[What you are asked to do]:
The answer must restate every record word for word.

○ ○ ○ ○

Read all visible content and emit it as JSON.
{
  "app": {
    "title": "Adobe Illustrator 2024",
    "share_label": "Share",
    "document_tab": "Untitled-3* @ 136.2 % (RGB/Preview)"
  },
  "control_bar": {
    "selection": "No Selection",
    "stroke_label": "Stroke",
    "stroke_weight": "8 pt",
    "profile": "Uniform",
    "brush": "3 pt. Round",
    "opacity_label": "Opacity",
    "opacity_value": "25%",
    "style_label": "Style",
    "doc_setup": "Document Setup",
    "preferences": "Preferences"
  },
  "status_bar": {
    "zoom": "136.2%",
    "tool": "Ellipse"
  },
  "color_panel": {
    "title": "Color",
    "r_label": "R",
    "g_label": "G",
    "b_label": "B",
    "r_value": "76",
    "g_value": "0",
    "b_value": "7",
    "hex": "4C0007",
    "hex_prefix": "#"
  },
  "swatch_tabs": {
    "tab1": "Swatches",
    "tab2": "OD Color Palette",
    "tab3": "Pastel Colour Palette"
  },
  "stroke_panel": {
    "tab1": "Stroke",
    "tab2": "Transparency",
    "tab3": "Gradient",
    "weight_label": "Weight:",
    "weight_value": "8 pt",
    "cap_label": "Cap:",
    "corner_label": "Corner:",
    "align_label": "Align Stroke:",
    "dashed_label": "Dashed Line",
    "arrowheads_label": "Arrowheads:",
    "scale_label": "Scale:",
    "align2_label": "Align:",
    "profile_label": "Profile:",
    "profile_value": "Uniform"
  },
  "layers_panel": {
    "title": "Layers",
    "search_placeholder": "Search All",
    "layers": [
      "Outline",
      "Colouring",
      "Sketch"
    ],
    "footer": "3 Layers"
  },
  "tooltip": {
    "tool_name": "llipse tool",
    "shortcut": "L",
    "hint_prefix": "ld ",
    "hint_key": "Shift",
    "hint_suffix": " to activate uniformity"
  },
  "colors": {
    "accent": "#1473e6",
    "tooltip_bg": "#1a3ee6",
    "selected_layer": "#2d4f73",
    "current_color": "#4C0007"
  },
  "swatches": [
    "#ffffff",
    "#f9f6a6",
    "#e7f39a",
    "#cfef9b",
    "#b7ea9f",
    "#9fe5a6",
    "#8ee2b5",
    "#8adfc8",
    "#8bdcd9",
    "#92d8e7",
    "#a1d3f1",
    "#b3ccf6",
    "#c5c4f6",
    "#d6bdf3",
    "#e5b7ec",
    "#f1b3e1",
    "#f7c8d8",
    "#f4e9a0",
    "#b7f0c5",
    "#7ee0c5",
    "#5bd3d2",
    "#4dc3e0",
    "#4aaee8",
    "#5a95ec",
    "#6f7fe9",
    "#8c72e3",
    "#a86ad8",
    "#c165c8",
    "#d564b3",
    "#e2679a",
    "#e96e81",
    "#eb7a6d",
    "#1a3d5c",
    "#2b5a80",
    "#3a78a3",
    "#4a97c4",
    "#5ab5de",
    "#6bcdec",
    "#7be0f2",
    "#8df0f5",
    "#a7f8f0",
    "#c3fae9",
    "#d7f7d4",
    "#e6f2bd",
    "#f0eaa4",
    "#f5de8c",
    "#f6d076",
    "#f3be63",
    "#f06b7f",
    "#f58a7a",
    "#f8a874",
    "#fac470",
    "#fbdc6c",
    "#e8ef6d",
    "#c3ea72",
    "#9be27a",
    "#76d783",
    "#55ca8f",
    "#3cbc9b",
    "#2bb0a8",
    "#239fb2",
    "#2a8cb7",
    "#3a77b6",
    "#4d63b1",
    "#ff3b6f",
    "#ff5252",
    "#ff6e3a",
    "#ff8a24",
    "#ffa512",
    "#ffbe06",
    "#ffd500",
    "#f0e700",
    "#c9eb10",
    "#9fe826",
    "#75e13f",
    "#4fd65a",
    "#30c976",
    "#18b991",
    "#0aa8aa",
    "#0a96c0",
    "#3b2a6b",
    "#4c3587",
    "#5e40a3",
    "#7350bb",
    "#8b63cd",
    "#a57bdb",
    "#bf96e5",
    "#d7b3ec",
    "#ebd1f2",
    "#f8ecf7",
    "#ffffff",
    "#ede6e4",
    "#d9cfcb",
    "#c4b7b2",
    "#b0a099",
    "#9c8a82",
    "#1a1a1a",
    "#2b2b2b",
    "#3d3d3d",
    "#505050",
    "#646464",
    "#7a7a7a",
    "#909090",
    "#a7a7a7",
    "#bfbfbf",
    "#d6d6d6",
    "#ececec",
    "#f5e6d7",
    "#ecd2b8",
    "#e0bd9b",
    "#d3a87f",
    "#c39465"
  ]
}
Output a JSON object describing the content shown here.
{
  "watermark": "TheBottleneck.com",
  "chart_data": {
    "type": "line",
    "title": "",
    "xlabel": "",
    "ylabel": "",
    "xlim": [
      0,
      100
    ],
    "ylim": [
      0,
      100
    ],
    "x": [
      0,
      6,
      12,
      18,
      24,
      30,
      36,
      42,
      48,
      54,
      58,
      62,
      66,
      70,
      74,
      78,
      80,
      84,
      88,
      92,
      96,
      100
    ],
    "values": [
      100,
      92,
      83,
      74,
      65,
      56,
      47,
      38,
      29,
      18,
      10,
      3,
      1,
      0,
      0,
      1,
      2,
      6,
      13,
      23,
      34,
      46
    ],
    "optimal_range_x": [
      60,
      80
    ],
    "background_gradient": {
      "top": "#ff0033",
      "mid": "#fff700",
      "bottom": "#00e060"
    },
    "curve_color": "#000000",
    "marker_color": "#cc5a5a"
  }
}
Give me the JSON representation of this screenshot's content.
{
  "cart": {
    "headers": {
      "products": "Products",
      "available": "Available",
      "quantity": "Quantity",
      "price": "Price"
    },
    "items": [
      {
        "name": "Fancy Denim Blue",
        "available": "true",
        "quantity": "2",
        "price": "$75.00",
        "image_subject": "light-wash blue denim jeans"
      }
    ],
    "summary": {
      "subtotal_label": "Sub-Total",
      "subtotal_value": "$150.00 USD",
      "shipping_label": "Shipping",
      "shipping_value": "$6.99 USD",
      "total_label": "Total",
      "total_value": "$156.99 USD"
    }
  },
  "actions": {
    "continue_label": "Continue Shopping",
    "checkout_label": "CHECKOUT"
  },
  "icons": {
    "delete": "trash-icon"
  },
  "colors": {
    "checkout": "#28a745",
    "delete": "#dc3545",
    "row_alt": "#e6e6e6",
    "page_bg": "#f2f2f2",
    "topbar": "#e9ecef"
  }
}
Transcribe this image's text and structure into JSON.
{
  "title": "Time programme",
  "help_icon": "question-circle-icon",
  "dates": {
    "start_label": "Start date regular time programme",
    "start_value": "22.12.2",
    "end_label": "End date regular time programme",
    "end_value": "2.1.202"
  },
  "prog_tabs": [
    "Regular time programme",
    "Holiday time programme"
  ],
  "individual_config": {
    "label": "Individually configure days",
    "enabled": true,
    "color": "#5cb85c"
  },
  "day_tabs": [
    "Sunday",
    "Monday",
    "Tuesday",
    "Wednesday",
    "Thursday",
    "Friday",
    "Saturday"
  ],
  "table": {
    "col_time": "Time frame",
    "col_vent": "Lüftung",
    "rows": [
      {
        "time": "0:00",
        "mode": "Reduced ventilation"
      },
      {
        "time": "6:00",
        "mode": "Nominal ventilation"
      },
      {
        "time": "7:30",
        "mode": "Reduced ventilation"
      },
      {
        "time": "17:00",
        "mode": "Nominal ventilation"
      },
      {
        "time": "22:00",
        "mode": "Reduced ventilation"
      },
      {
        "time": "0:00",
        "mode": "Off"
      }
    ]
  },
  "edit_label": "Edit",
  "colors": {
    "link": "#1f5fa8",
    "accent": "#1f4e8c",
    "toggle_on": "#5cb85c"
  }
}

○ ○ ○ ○

[Result of the exercise]:
Read all visible content and emit it as JSON.
{
  "app": {
    "title": "Adobe Illustrator 2024",
    "share_label": "Share",
    "document_tab": "Untitled-3* @ 136.2 % (RGB/Preview)"
  },
  "control_bar": {
    "selection": "No Selection",
    "stroke_label": "Stroke",
    "stroke_weight": "8 pt",
    "profile": "Uniform",
    "brush": "3 pt. Round",
    "opacity_label": "Opacity",
    "opacity_value": "25%",
    "style_label": "Style",
    "doc_setup": "Document Setup",
    "preferences": "Preferences"
  },
  "status_bar": {
    "zoom": "136.2%",
    "tool": "Ellipse"
  },
  "color_panel": {
    "title": "Color",
    "r_label": "R",
    "g_label": "G",
    "b_label": "B",
    "r_value": "76",
    "g_value": "0",
    "b_value": "7",
    "hex": "4C0007",
    "hex_prefix": "#"
  },
  "swatch_tabs": {
    "tab1": "Swatches",
    "tab2": "OD Color Palette",
    "tab3": "Pastel Colour Palette"
  },
  "stroke_panel": {
    "tab1": "Stroke",
    "tab2": "Transparency",
    "tab3": "Gradient",
    "weight_label": "Weight:",
    "weight_value": "8 pt",
    "cap_label": "Cap:",
    "corner_label": "Corner:",
    "align_label": "Align Stroke:",
    "dashed_label": "Dashed Line",
    "arrowheads_label": "Arrowheads:",
    "scale_label": "Scale:",
    "align2_label": "Align:",
    "profile_label": "Profile:",
    "profile_value": "Uniform"
  },
  "layers_panel": {
    "title": "Layers",
    "search_placeholder": "Search All",
    "layers": [
      "Outline",
      "Colouring",
      "Sketch"
    ],
    "footer": "3 Layers"
  },
  "tooltip": {
    "tool_name": "llipse tool",
    "shortcut": "L",
    "hint_prefix": "ld ",
    "hint_key": "Shift",
    "hint_suffix": " to activate uniformity"
  },
  "colors": {
    "accent": "#1473e6",
    "tooltip_bg": "#1a3ee6",
    "selected_layer": "#2d4f73",
    "current_color": "#4C0007"
  },
  "swatches": [
    "#ffffff",
    "#f9f6a6",
    "#e7f39a",
    "#cfef9b",
    "#b7ea9f",
    "#9fe5a6",
    "#8ee2b5",
    "#8adfc8",
    "#8bdcd9",
    "#92d8e7",
    "#a1d3f1",
    "#b3ccf6",
    "#c5c4f6",
    "#d6bdf3",
    "#e5b7ec",
    "#f1b3e1",
    "#f7c8d8",
    "#f4e9a0",
    "#b7f0c5",
    "#7ee0c5",
    "#5bd3d2",
    "#4dc3e0",
    "#4aaee8",
    "#5a95ec",
    "#6f7fe9",
    "#8c72e3",
    "#a86ad8",
    "#c165c8",
    "#d564b3",
    "#e2679a",
    "#e96e81",
    "#eb7a6d",
    "#1a3d5c",
    "#2b5a80",
    "#3a78a3",
    "#4a97c4",
    "#5ab5de",
    "#6bcdec",
    "#7be0f2",
    "#8df0f5",
    "#a7f8f0",
    "#c3fae9",
    "#d7f7d4",
    "#e6f2bd",
    "#f0eaa4",
    "#f5de8c",
    "#f6d076",
    "#f3be63",
    "#f06b7f",
    "#f58a7a",
    "#f8a874",
    "#fac470",
    "#fbdc6c",
    "#e8ef6d",
    "#c3ea72",
    "#9be27a",
    "#76d783",
    "#55ca8f",
    "#3cbc9b",
    "#2bb0a8",
    "#239fb2",
    "#2a8cb7",
    "#3a77b6",
    "#4d63b1",
    "#ff3b6f",
    "#ff5252",
    "#ff6e3a",
    "#ff8a24",
    "#ffa512",
    "#ffbe06",
    "#ffd500",
    "#f0e700",
    "#c9eb10",
    "#9fe826",
    "#75e13f",
    "#4fd65a",
    "#30c976",
    "#18b991",
    "#0aa8aa",
    "#0a96c0",
    "#3b2a6b",
    "#4c3587",
    "#5e40a3",
    "#7350bb",
    "#8b63cd",
    "#a57bdb",
    "#bf96e5",
    "#d7b3ec",
    "#ebd1f2",
    "#f8ecf7",
    "#ffffff",
    "#ede6e4",
    "#d9cfcb",
    "#c4b7b2",
    "#b0a099",
    "#9c8a82",
    "#1a1a1a",
    "#2b2b2b",
    "#3d3d3d",
    "#505050",
    "#646464",
    "#7a7a7a",
    "#909090",
    "#a7a7a7",
    "#bfbfbf",
    "#d6d6d6",
    "#ececec",
    "#f5e6d7",
    "#ecd2b8",
    "#e0bd9b",
    "#d3a87f",
    "#c39465"
  ]
}
Output a JSON object describing the content shown here.
{
  "watermark": "TheBottleneck.com",
  "chart_data": {
    "type": "line",
    "title": "",
    "xlabel": "",
    "ylabel": "",
    "xlim": [
      0,
      100
    ],
    "ylim": [
      0,
      100
    ],
    "x": [
      0,
      6,
      12,
      18,
      24,
      30,
      36,
      42,
      48,
      54,
      58,
      62,
      66,
      70,
      74,
      78,
      80,
      84,
      88,
      92,
      96,
      100
    ],
    "values": [
      100,
      92,
      83,
      74,
      65,
      56,
      47,
      38,
      29,
      18,
      10,
      3,
      1,
      0,
      0,
      1,
      2,
      6,
      13,
      23,
      34,
      46
    ],
    "optimal_range_x": [
      60,
      80
    ],
    "background_gradient": {
      "top": "#ff0033",
      "mid": "#fff700",
      "bottom": "#00e060"
    },
    "curve_color": "#000000",
    "marker_color": "#cc5a5a"
  }
}
Give me the JSON representation of this screenshot's content.
{
  "cart": {
    "headers": {
      "products": "Products",
      "available": "Available",
      "quantity": "Quantity",
      "price": "Price"
    },
    "items": [
      {
        "name": "Fancy Denim Blue",
        "available": "true",
        "quantity": "2",
        "price": "$75.00",
        "image_subject": "light-wash blue denim jeans"
      }
    ],
    "summary": {
      "subtotal_label": "Sub-Total",
      "subtotal_value": "$150.00 USD",
      "shipping_label": "Shipping",
      "shipping_value": "$6.99 USD",
      "total_label": "Total",
      "total_value": "$156.99 USD"
    }
  },
  "actions": {
    "continue_label": "Continue Shopping",
    "checkout_label": "CHECKOUT"
  },
  "icons": {
    "delete": "trash-icon"
  },
  "colors": {
    "checkout": "#28a745",
    "delete": "#dc3545",
    "row_alt": "#e6e6e6",
    "page_bg": "#f2f2f2",
    "topbar": "#e9ecef"
  }
}
Transcribe this image's text and structure into JSON.
{
  "title": "Time programme",
  "help_icon": "question-circle-icon",
  "dates": {
    "start_label": "Start date regular time programme",
    "start_value": "22.12.2",
    "end_label": "End date regular time programme",
    "end_value": "2.1.202"
  },
  "prog_tabs": [
    "Regular time programme",
    "Holiday time programme"
  ],
  "individual_config": {
    "label": "Individually configure days",
    "enabled": true,
    "color": "#5cb85c"
  },
  "day_tabs": [
    "Sunday",
    "Monday",
    "Tuesday",
    "Wednesday",
    "Thursday",
    "Friday",
    "Saturday"
  ],
  "table": {
    "col_time": "Time frame",
    "col_vent": "Lüftung",
    "rows": [
      {
        "time": "0:00",
        "mode": "Reduced ventilation"
      },
      {
        "time": "6:00",
        "mode": "Nominal ventilation"
      },
      {
        "time": "7:30",
        "mode": "Reduced ventilation"
      },
      {
        "time": "17:00",
        "mode": "Nominal ventilation"
      },
      {
        "time": "22:00",
        "mode": "Reduced ventilation"
      },
      {
        "time": "0:00",
        "mode": "Off"
      }
    ]
  },
  "edit_label": "Edit",
  "colors": {
    "link": "#1f5fa8",
    "accent": "#1f4e8c",
    "toggle_on": "#5cb85c"
  }
}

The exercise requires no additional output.